# The problem
Which lines below contain the word "this"? Copy each of them.

App and web page records
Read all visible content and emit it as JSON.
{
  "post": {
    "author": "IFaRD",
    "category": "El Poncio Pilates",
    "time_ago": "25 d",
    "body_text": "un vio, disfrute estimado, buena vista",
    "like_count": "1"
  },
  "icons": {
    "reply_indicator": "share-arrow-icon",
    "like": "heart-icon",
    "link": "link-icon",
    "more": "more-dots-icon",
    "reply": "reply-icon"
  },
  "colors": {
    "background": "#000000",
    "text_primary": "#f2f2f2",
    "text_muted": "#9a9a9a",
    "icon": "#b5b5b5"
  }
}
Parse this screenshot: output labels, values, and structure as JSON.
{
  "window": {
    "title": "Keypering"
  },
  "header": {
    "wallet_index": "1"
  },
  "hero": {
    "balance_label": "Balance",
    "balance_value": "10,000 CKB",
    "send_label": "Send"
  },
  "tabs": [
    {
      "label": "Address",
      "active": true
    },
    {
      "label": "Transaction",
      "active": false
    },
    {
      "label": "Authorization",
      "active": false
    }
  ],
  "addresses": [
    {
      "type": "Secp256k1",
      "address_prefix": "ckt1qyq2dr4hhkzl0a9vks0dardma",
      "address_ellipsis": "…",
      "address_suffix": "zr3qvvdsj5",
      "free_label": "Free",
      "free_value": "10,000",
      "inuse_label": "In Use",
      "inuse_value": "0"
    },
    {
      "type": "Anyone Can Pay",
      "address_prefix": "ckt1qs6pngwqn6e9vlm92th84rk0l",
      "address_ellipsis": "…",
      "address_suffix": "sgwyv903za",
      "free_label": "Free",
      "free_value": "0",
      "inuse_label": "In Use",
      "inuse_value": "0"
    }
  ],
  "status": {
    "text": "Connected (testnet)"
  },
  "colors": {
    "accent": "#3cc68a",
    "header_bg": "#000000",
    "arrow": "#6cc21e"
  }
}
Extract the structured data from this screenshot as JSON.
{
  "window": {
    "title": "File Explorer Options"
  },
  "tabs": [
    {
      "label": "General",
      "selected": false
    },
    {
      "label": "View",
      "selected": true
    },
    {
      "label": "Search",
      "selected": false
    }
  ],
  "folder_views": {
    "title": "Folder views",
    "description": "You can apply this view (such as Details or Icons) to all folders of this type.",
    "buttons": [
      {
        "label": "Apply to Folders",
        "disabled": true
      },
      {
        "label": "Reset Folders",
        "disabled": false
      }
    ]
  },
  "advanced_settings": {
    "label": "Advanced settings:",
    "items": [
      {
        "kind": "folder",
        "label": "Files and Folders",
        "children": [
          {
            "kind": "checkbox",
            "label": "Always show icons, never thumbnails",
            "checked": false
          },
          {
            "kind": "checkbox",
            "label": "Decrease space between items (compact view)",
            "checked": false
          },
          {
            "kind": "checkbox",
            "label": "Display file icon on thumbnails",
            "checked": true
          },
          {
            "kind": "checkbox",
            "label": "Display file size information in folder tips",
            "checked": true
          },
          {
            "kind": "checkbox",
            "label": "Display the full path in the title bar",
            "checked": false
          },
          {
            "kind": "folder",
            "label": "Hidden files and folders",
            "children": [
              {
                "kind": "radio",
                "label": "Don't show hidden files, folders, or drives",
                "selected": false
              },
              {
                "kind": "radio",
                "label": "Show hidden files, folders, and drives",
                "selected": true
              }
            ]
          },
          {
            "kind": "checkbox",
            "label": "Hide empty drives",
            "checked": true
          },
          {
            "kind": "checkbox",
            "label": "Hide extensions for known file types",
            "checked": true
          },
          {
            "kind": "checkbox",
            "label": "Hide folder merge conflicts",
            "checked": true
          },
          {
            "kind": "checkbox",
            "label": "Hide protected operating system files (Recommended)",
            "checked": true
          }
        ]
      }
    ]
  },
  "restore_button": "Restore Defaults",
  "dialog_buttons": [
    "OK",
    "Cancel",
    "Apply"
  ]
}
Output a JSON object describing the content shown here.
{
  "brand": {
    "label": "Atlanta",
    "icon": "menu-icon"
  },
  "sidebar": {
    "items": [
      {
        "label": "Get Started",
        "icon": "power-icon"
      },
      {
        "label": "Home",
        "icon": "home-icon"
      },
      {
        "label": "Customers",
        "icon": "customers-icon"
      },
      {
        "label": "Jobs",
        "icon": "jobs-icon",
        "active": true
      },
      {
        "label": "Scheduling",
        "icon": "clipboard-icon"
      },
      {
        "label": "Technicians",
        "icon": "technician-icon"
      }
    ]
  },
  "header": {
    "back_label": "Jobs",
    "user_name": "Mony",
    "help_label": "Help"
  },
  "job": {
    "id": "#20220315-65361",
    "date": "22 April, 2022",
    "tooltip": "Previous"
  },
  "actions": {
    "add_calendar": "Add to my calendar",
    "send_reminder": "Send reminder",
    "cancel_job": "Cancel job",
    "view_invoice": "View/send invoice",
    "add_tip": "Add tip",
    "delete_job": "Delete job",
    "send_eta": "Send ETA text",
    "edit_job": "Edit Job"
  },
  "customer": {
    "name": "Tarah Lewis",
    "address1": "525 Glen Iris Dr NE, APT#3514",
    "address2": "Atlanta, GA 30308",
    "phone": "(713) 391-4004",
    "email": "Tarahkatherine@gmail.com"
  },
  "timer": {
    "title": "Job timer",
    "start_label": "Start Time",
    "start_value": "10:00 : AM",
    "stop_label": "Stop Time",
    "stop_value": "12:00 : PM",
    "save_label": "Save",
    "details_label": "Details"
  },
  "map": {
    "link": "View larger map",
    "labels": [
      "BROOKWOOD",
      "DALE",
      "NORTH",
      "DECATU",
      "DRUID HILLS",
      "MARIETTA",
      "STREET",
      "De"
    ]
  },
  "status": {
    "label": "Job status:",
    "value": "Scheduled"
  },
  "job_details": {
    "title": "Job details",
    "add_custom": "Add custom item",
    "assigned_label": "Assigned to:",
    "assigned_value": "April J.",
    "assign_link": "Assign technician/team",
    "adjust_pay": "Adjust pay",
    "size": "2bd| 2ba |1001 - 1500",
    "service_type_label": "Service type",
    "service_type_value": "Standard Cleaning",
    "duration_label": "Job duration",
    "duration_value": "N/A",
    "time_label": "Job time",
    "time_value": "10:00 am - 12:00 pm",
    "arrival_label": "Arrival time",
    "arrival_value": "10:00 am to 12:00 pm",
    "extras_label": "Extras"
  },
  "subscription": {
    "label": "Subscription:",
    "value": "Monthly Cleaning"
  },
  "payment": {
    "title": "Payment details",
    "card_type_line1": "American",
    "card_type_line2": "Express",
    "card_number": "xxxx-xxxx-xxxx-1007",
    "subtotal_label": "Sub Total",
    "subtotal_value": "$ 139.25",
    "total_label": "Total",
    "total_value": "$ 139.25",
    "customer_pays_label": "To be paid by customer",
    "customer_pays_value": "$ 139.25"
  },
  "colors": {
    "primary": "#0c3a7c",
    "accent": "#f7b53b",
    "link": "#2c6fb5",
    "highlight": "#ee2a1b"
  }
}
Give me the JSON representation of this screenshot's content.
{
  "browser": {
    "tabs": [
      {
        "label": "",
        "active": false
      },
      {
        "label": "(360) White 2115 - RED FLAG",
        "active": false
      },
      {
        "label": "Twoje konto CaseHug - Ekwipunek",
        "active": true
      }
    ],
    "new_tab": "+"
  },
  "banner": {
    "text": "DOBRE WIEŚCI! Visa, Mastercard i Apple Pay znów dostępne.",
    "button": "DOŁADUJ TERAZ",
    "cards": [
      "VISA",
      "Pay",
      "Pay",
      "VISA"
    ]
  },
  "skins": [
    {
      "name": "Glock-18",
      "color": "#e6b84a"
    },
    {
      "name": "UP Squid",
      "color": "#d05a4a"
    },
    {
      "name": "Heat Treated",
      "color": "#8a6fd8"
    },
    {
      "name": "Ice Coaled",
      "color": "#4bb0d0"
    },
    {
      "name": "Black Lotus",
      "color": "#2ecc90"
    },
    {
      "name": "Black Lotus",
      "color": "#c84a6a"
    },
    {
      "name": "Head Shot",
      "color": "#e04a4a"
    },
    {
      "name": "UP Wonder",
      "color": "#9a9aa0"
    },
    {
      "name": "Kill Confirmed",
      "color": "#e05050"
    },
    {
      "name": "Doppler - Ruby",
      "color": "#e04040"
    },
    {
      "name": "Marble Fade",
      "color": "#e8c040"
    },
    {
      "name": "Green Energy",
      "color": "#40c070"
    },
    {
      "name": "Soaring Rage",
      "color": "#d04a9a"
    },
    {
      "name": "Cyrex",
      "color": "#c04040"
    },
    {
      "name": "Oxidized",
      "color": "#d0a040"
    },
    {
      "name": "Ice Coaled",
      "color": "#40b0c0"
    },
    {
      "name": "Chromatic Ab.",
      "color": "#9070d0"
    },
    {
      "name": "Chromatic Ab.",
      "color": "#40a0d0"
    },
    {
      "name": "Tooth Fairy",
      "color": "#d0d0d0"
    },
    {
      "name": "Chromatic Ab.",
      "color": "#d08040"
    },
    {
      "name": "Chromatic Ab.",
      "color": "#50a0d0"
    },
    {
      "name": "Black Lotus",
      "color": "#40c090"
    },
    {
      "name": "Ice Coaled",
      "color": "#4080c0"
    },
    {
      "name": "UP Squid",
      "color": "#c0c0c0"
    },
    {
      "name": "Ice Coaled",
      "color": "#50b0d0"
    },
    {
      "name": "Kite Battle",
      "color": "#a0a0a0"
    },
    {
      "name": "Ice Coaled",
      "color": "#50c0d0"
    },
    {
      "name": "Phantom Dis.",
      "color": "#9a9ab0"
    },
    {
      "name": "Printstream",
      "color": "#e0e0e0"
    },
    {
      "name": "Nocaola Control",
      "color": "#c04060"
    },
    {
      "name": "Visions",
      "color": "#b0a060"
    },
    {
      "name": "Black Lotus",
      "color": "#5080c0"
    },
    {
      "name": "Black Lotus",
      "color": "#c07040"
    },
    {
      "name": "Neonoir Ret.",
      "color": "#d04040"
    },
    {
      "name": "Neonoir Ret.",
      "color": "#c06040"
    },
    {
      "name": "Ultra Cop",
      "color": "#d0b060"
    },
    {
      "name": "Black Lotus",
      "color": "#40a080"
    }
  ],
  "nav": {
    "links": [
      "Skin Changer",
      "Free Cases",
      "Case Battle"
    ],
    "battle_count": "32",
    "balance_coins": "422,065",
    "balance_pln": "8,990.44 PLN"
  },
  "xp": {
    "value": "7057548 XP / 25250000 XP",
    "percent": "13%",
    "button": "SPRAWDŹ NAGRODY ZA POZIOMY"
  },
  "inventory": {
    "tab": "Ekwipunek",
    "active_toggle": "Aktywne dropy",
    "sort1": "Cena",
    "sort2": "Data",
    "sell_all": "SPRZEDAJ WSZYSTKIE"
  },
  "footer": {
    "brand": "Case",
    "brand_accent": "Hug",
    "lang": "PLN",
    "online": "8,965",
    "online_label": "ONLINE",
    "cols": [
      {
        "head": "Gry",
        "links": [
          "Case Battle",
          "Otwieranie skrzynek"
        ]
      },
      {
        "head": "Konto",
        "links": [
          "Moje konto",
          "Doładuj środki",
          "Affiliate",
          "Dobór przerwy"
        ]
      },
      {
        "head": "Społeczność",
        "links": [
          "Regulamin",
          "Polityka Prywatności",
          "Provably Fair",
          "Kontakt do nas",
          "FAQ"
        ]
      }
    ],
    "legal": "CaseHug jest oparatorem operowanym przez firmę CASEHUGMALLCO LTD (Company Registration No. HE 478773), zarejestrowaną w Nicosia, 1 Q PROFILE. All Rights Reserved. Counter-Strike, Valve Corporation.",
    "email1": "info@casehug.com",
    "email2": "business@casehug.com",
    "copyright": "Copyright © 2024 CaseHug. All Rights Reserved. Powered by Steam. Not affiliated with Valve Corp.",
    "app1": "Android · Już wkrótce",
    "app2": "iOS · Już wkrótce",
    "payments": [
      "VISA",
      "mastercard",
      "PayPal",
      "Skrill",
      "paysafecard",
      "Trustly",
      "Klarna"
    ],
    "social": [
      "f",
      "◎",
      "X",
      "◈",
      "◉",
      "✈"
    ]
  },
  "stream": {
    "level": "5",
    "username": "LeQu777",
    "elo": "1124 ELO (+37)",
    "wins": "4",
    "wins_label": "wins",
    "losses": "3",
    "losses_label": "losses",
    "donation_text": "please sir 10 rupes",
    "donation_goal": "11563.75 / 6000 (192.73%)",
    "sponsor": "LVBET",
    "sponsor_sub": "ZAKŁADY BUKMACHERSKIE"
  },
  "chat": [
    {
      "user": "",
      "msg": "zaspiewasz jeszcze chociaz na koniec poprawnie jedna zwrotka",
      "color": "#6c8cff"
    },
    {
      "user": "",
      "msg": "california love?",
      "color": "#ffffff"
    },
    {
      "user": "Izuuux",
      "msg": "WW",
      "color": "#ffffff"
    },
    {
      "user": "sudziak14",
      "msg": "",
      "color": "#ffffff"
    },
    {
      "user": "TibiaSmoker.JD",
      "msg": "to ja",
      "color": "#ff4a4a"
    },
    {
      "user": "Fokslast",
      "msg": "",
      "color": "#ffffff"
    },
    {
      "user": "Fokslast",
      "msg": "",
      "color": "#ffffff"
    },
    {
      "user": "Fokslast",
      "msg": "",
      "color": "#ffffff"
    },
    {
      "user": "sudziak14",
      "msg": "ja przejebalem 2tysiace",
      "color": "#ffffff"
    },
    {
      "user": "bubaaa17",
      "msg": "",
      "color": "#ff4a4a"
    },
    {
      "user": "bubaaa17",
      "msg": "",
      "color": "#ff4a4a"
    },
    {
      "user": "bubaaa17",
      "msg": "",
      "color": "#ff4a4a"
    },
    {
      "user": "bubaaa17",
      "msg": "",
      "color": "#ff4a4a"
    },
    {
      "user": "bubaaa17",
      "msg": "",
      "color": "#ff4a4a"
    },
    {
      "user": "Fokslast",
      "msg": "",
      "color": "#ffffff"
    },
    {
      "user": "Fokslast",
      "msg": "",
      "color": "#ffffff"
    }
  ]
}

# Finished task
Parse this screenshot: output labels, values, and structure as JSON.
Extract the structured data from this screenshot as JSON.
    "description": "You can apply this view (such as Details or Icons) to all folders of this type.",
Give me the JSON representation of this screenshot's content.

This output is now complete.